What They Mean to Me
I wrote the following article in the early fall of 2003. My neighbor kid had to put together a "magazine" as an assignment for his technology class. He chose the military as his main topic, and I wrote this article to give him some content. It may seem a bit corny, but as I searched my heart for what to say, the thoughts in the article are what came to mind. We really are lucky in this country when it comes to many simple things such as taking a walk in the woods. In some parts of the world, venturing off-trail means "land-mine". In Iraq, seeing a plane fly over means you might get blown up. The "lost kid on Lake Superior" reference is true. Only a few weeks before I wrote the article a teenager spent the night in a rowboat out on the big lake until the Coast Guard finally found him the next morning.
Army. Navy. Marine Corps. Air Force. Coast Guard. What do you think of? What do they mean,? Big guns, tanks, fast planes, ships and submarines? Fighting, wining, the glory of war? What do the armed services mean, to you? What do they mean to me?

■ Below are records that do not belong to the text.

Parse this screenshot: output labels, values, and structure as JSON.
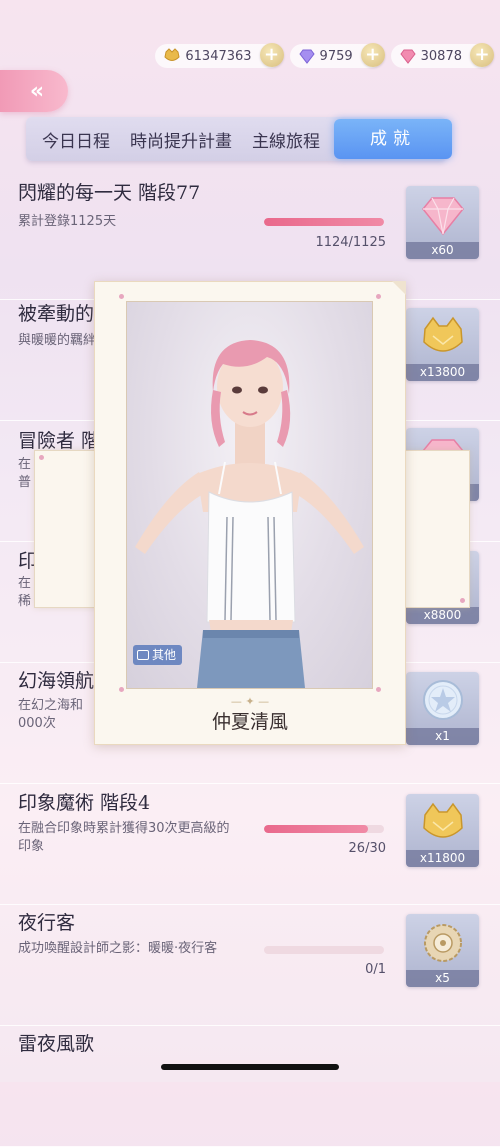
{
  "currency": {
    "gold": "61347363",
    "diamond_blue": "9759",
    "diamond_pink": "30878",
    "plus": "+"
  },
  "back": {
    "glyph": "«"
  },
  "tabs": [
    {
      "label": "今日日程"
    },
    {
      "label": "時尚提升計畫"
    },
    {
      "label": "主線旅程"
    },
    {
      "label": "成就"
    }
  ],
  "achievements": [
    {
      "title": "閃耀的每一天 階段77",
      "desc": "累計登錄1125天",
      "progress_text": "1124/1125",
      "progress": 0.999,
      "reward_icon": "pink-diamond-icon",
      "reward_qty": "x60"
    },
    {
      "title": "被牽動的心",
      "desc": "與暖暖的羈絆",
      "reward_icon": "gold-cat-coin-icon",
      "reward_qty": "x13800"
    },
    {
      "title": "冒險者 階",
      "desc": "在\n普",
      "reward_icon": "pink-diamond-icon",
      "reward_qty": ""
    },
    {
      "title": "印",
      "desc": "在\n稀",
      "reward_icon": "gold-cat-coin-icon",
      "reward_qty": "x8800"
    },
    {
      "title": "幻海領航",
      "desc": "在幻之海和\n000次",
      "reward_icon": "silver-medal-icon",
      "reward_qty": "x1"
    },
    {
      "title": "印象魔術 階段4",
      "desc": "在融合印象時累計獲得30次更高級的\n印象",
      "progress_text": "26/30",
      "progress": 0.867,
      "reward_icon": "gold-cat-coin-icon",
      "reward_qty": "x11800"
    },
    {
      "title": "夜行客",
      "desc": "成功喚醒設計師之影：暖暖·夜行客",
      "progress_text": "0/1",
      "progress": 0,
      "reward_icon": "gear-brooch-icon",
      "reward_qty": "x5"
    },
    {
      "title": "雷夜風歌",
      "desc": ""
    }
  ],
  "card": {
    "tag": "其他",
    "title": "仲夏清風",
    "ornament": "— ✦ —"
  },
  "colors": {
    "accent_pink": "#e9698c",
    "tab_active": "#5a94f2"
  }
}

Our armed forces mean peace and security, a shield thrown up about our wonderful country. I lay my head down at night in the reasonable expectation that I'll wake up the next day. I walk with my son in the woods, never fearing a land-mine. When I see a plane, I think not of sudden death from the sky, but rather dream of trips to faraway places.
Our armed forces mean service and dedication. When fire strikes, when floods threaten neighborhoods, I see the National Guard springing into action, fighting fires, sandbagging swollen rivers, serving their fellow-man, my neighbors, me. When a child is lost on a rowboat far out on Lake Superior, I see the Coast Guard searching all night long, never slacking, dedicating their efforts to find and save the lost.
Our armed forces mean sacrifice, love of country, love of their fellow-man. My heart cries in sorrow when I hear of more deaths in Iraq. More willing-servants who have given their all for us. When I eat dinner in my will-lit, warm house, I think of the soldiers who stand guard in the desert, who might not even have hot food. I think of their families. I think of the empty chairs at their dinner tables. And I remember, and I am grateful.
Our armed forces mean duty and honor and loyalty. We civilians had the luxury of debating whether to go to war; they had no such luxury. They had to go, or not go, as their Commander-in-Chief ordered. He ordered, and they went. And they serve honorably in the face of mortal danger and constant fear.
When you lay down to sleep at night, take time to remember these men and women who aren't sleeping in their homes, who are separated from their families for your sake. When you go out with your friends, remember those fighting so that you can go about safely. When you make plans for the future, remember those who are fighting to make that future possible. Thank God for these men and women. Thank God for our armed forces.